Brief history of Ernst Happel Stadion
Construction of Ernst Happel Stadion began in July 1929 on the site of the famous Prater, a large park on the banks of the Danube. Construction took less than two years, after which it was the Praterstadion that became the arena for the biggest matches for the next decade. After Ernst Happel's death in 1992, the venue was named after him. In 1964, 1987, 1990, and 1995, the arena staged the European Cup/UEFA Champions League final.
The venue has been modernised several times during its existence. During the UEFA Euro 2008 tournament, Ernst Happel-Stadion hosted seven matches (three group matches involving Austria, two quarter-finals, a semi-final match and a final match). This event has gathered thousands of spectators, but nowadays fans enjoy more of other entertainment, also online. In the Bets.io online casino, you can choose from various slots, table games, live casino plays, play feature buy slots.
© Peter Gugerell (copyright-free)
In preparation for the European Championship, additional rows of seats in the first and second rows increased the stadium's capacity to 53,000. Prior to the tournament, in the summer of 2005, the stadium was equipped with heated turf. In May 2008, a connection to the Vienna U-Bahn was established, facilitating access from across the city.
Ernst Happel Stadion is set to become environmentally friendly
The announcements of the City of Vienna to upgrade the venue, which it owns and operates, came as the municipality presented the detailed results of a study commissioned in the spring to assess further investment in the stadium. These results show that while the current replaced roof and main structure of the stadium can be used until at least the mid-2060s, improvements can be made elsewhere.
In 2024, the city announced that a photovoltaic system would be built on the roof to cover the stadium's year-round electricity consumption, adding that this would make Ernst Happel the first energy self-sufficient stadium on the continent. The planned project, which is expected to cost between €10m and €12m, will be one of the largest rooftop systems in the Austrian capital with an annual capacity of 4,377 MWh. This is around 800 MWh more than the energy currently required for the stadium. The surplus energy will be used in the neighbouring Stadionbad swimming pool. In future, heating and hot water will be supplied from geothermal probes and collectors, as well as groundwater.
© Peter Gugerell (copyright-free)
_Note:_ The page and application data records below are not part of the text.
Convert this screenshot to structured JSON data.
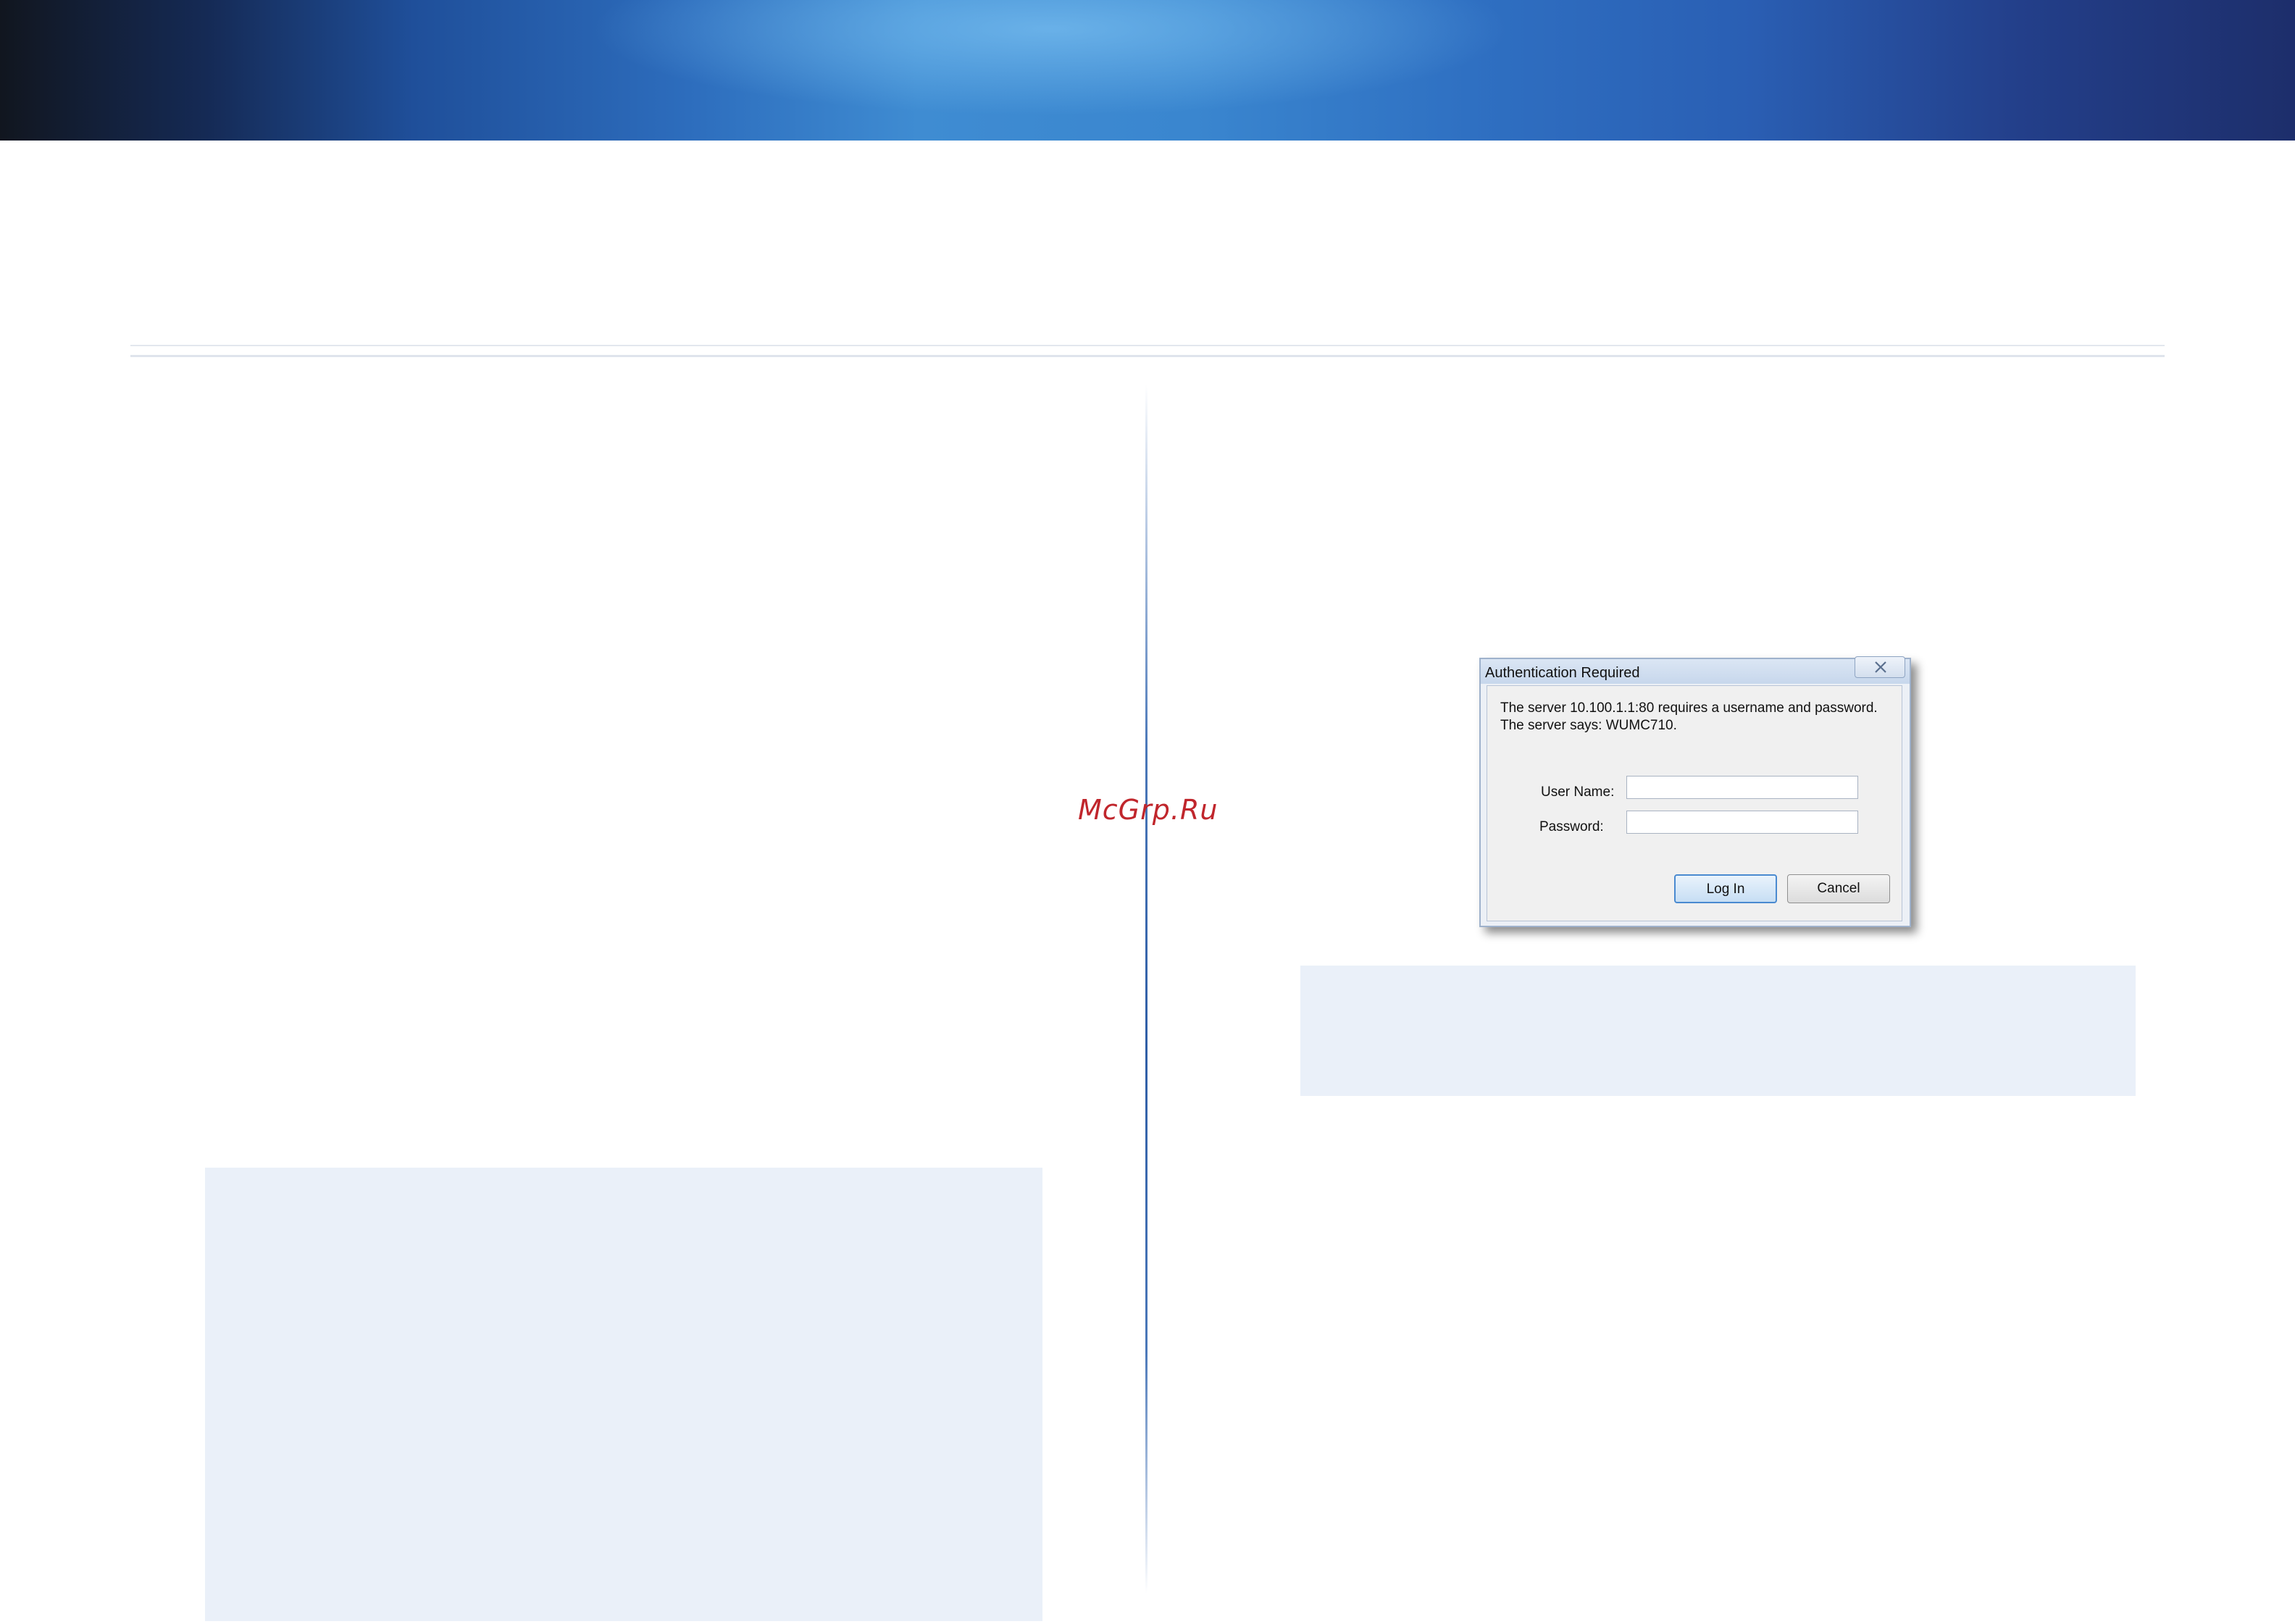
{
  "watermark": "McGrp.Ru",
  "dialog": {
    "title": "Authentication Required",
    "message_line1": "The server 10.100.1.1:80 requires a username and password.",
    "message_line2": "The server says: WUMC710.",
    "username_label": "User Name:",
    "password_label": "Password:",
    "username_value": "",
    "password_value": "",
    "login_button": "Log In",
    "cancel_button": "Cancel",
    "close_icon": "close-icon"
  },
  "colors": {
    "banner_dark": "#11161f",
    "banner_blue": "#3f8cd2",
    "note_box": "#eaf0f9",
    "divider": "#2f5ea6",
    "watermark": "#c0262c"
  }
}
The city said that it is also considering adding a retractable roof to improve the stadium's ability to generate revenue. Ernst Happel is the home ground of the Austrian national football team and also hosts city club matches in UEFA competitions. However, revenue from sporting events is said to be minimal, with concerts currently accounting for 93% of annual revenue. The future of the arena is to be discussed in a consultation process involving the Austrian Football Association, clubs and event organisers. This process is expected to last until the end of 2024.